In July 9 Issue
Health care provided by our government.
There is an agreed upon cost approach to give health care to 47 million new beneficiaries without massive new costs by being “more efficient” in allocating the currently available health care assets. Well, efficiency is good, right? Not necessarily.
Here is what this “efficiency” would mean in stark terms: severely restricting health care services to our elderly, and the severely and terminally ill. “Efficiency” here means providing services to millions of young and healthy, who do not need much of it, and cutting health care to seniors and the severely ill who “statistically do not have as much to lose by not getting good health care.”
In other words, the administration believes that those of above 60 will not live nearly as long, no matter what health care we receive, as a healthy 25-year-old, so why “waste” doctors, nurses, drugs, hospitals and surgeries on us? Health care resources, in cold, hard, inhumane computer calculations, are more “efficiently” used letting the elderly die years earlier after a less-healthy retirement.
Our problem, however, lies in the dwindling supply of health care providers. Most doctors are overworked, many are underpaid. The number of doctors is increasing at a woeful 1 percent a year, and the number of available nurses has been flat for years. With an increasing population -- and one that is aging as baby boomers move into their 60s -- who is going to provide health care to 45 million more Americans, even if we make the wildly optimistic assumption that we could afford to pay for it?
Many doctors from Canada made their way into the U.S. for the very same reason, efficiency in Canada’s government run health care. They were expected to do more and be paid less.
There are many, many small hospitals that are barely surviving today because of the limitations and payment schedule of medicare and Medicaid. You can rest assured under a new plan you will see small, rural, stand alone hospitals become a first stop care facility.
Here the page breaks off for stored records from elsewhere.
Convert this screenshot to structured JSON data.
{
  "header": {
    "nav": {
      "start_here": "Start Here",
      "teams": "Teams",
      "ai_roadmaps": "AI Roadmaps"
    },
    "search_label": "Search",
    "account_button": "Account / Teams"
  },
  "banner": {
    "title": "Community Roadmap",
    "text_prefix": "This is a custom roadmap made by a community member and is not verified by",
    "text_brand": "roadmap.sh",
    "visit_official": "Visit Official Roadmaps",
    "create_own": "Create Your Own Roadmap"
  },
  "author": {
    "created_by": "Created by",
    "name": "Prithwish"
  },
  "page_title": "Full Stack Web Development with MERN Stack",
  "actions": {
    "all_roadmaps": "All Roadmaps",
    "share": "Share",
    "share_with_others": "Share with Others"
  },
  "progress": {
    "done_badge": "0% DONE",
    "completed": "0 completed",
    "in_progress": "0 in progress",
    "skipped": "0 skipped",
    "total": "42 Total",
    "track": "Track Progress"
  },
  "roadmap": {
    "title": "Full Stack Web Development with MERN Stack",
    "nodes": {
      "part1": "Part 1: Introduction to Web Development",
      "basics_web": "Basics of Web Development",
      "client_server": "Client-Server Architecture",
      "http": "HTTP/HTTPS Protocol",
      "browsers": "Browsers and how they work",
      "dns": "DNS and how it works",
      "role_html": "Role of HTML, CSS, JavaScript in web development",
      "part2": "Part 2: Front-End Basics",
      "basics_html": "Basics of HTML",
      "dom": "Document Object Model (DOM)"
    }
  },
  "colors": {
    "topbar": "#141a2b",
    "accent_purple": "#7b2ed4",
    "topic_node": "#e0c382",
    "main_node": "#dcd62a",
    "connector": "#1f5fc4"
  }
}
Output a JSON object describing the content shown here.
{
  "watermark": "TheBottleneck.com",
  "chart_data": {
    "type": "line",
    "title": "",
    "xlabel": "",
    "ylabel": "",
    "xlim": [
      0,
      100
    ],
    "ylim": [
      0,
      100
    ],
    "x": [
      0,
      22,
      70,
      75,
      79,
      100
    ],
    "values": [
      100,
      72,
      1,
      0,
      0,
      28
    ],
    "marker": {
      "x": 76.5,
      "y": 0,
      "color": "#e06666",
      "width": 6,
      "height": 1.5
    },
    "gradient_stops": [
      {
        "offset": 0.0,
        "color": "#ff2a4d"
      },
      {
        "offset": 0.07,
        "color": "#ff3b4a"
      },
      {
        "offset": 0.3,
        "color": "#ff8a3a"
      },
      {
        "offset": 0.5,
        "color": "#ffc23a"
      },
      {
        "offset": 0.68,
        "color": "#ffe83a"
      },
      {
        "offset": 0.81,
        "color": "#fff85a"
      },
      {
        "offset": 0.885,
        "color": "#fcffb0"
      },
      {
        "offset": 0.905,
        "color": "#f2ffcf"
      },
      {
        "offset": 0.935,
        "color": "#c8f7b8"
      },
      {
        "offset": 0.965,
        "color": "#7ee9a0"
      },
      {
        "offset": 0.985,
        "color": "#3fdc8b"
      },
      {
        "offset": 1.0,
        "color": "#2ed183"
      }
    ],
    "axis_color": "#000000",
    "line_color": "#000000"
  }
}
Another way to help pay for this new care is to tax the ones of you that are fortunate enough to have health care benefits at work. This may leave you paying so much tax you also will want to accept the government provisional insurance plan.
If you are 60 or older you may be in for a new experience in health care provisions. If you are under 65 you may also be in for a new experience in health care when you have to call a politician to get your surgery scheduled.
If you are simply a working taxpayer, you have no surprises coming, you can only expect less and pay more and more taxes.